Dataset rows for apps and sites:
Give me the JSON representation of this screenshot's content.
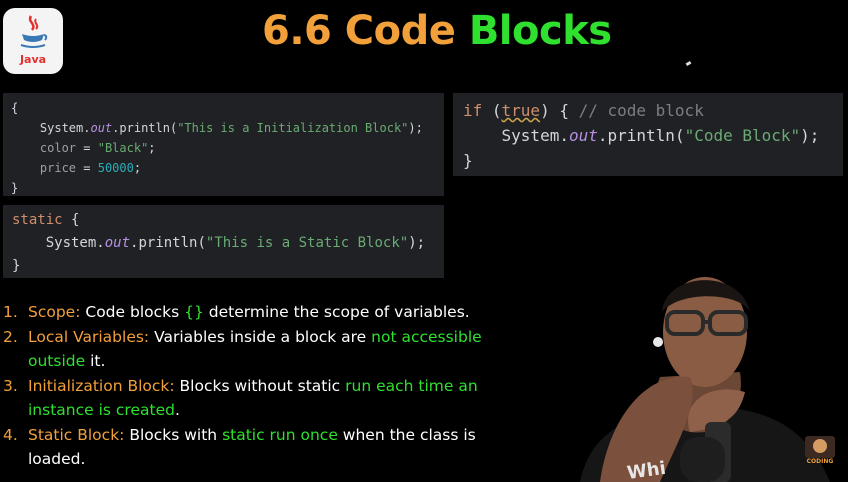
{
  "logo": {
    "label": "Java"
  },
  "title": {
    "prefix": "6.6 Code ",
    "highlight": "Blocks"
  },
  "code_init": {
    "open": "{",
    "line1_a": "System.",
    "line1_out": "out",
    "line1_b": ".println(",
    "line1_str": "\"This is a Initialization Block\"",
    "line1_c": ");",
    "line2_var": "color",
    "line2_eq": " = ",
    "line2_str": "\"Black\"",
    "line2_end": ";",
    "line3_var": "price",
    "line3_eq": " = ",
    "line3_num": "50000",
    "line3_end": ";",
    "close": "}"
  },
  "code_if": {
    "kw_if": "if",
    "paren_open": " (",
    "kw_true": "true",
    "paren_close": ") { ",
    "comment": "// code block",
    "line1_a": "System.",
    "line1_out": "out",
    "line1_b": ".println(",
    "line1_str": "\"Code Block\"",
    "line1_c": ");",
    "close": "}"
  },
  "code_static": {
    "kw_static": "static",
    "brace": " {",
    "line1_a": "System.",
    "line1_out": "out",
    "line1_b": ".println(",
    "line1_str": "\"This is a Static Block\"",
    "line1_c": ");",
    "close": "}"
  },
  "points": [
    {
      "num": "1.",
      "term": "Scope:",
      "t1": " Code blocks ",
      "g1": "{}",
      "t2": " determine the scope of variables."
    },
    {
      "num": "2.",
      "term": "Local Variables:",
      "t1": " Variables inside a block are ",
      "g1": "not accessible outside",
      "t2": " it."
    },
    {
      "num": "3.",
      "term": "Initialization Block:",
      "t1": " Blocks without static ",
      "g1": "run each time an instance is created",
      "t2": "."
    },
    {
      "num": "4.",
      "term": "Static Block:",
      "t1": " Blocks with ",
      "g1": "static run once",
      "t2": " when the class is loaded."
    }
  ],
  "channel": {
    "badge_text": "CODING"
  },
  "colors": {
    "title": "#f2a03a",
    "accent_green": "#2fe02f",
    "code_bg": "#1f2124"
  }
}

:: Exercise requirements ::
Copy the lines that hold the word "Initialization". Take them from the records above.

:: Answer space ::
    "line1_str": "\"This is a Initialization Block\"",
      "term": "Initialization Block:",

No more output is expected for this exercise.